One of the biggest challenges that individuals face as they create a monthly budget is balancing saving for retirement with their other financial goals. Finance experts recommend saving as much as possible for retirement starting at the outset of one’s career. That said, younger professionals generally have a number of other goals in mind first, such as paying off student loans, purchasing a home, or even traveling around the world. However, not a lot of advice exists on how to save as much as possible for retirement while also working toward these closer goals.
The Importance of Saving for Both Retirement and Other Goals
First, it is important for you to understand why it is important to save for retirement early in life. Putting this money away early allows it to compound for decades and will serve as a good foundation for retirement. Furthermore, there are clear tax benefits for putting money in a 401(k) or IRA, even if it is a small percentage of your overall salary.

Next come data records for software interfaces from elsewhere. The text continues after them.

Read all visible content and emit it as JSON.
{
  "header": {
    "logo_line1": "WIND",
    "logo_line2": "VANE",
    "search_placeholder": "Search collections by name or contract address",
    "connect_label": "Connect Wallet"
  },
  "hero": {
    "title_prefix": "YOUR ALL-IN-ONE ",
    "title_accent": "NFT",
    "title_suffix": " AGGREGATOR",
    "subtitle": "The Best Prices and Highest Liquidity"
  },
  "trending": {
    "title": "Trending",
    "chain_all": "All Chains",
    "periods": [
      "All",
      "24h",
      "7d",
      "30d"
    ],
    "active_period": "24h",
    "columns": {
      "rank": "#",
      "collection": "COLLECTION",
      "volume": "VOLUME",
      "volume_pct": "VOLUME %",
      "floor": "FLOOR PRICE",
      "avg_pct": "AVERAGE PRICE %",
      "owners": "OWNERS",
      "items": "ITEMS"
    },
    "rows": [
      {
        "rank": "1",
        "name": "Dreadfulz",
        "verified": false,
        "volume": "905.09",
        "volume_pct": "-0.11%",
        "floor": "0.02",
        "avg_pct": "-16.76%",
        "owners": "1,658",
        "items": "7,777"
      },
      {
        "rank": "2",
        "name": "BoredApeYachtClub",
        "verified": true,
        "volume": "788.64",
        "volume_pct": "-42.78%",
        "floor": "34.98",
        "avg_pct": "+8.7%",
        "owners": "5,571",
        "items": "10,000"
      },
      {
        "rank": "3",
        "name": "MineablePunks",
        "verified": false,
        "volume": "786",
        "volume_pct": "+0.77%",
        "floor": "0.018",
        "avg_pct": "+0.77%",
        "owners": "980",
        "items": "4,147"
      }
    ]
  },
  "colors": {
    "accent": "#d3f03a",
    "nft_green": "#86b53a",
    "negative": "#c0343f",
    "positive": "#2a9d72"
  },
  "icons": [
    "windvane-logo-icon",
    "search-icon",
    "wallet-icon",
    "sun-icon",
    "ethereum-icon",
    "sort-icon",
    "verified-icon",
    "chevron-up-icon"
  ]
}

Another point that many people often do not consider is that saving for retirement early helps to get them in the habit of investing. When investing becomes routine, you will set up a sizable nest egg for yourself down the road.
Some individuals may have no clear financial goals other than retirement and wish to funnel all of their savings into retirement accounts only—but this may not prove the best idea.
The tax advantages of saving for retirement have their limit and once the money is in these accounts, it is no longer liquid. You should always make sure you have some liquidity in your investments so that you can put out financial fires without incurring massive penalties for early withdrawals from a retirement account. If you have already met your age-based retirement goals, it could be time to save for a different goal.
The 50-50 Approach to Saving for Retirement and Other Goals
One of the most basic approaches to saving for retirement along with other financial goals is the 50-50 approach. With this strategy, individuals divide the total amount of money they have budgeted for savings each month in half and contribute one part to retirement and the rest to other goals. Sometimes, people may hit their maximum allowable retirement savings with this strategy, at which point they can funnel all monthly savings allotment to other goals for the rest of the year. Before implementing this strategy, however, they should think critically about their particular situation. Some may want to put more than 50 percent toward retirement to take advantage of tax benefits, while others may need to put more money toward other goals at certain points.
The other factor that you need to consider is the percentage of your overall income that you want to dedicate toward savings. Obviously, a higher percentage will allow you to hit your goals quicker, but it is important to have some balance in the budget. This percentage may also change based on circumstances. For example, a couple could opt to increase their savings percentage as they approach their wedding or decrease it if the trip they are saving for is several years away. But remember: this number can be adjusted when necessary, and nothing is written in stone. In general, younger people should save a lower percentage of their salary than more established individuals and slowly increase the rate over time.
How to Increase Total Savings from Overall Income over Time
When you are first starting to save, a good percentage to aim for is 10 percent, especially as you focus on making an entry-level salary stretch and paying off student loans. In this case, 5 percent would go toward retirement and 5 percent would go toward another goal, such as a down payment on a home or an emergency fund.
Over time, you will get raises or new jobs that pay more. You will also start to pay off debt so that your overall monthly expenses go down. When this happens, it is time to revisit the savings percentage and push it up to 15 percent, and then 20 percent.
Importantly, you should prioritize putting money in a high-return account, and then direct the yield from your high-return account to your savings to diversify your holdings. This lets you weather different kinds of financial crises and emergencies without suffering a complete wipeout of your nest egg.
Typically, around the time that people start thinking about increasing their savings percentage, they will probably also have new savings goals, whether that is a wedding, a down payment for a home, or even just paying cash for a car. Because of that, it makes sense to increase the amount of money put away each month.
Also around this time, people may start maxing out their IRA and/or 401(k) savings, so they will likely increase the amount put toward other goals to more than 50 percent. As you progress in your career, you should continue to increase the amount of money you save, with the eventual goal of saving about 25 percent of total earnings.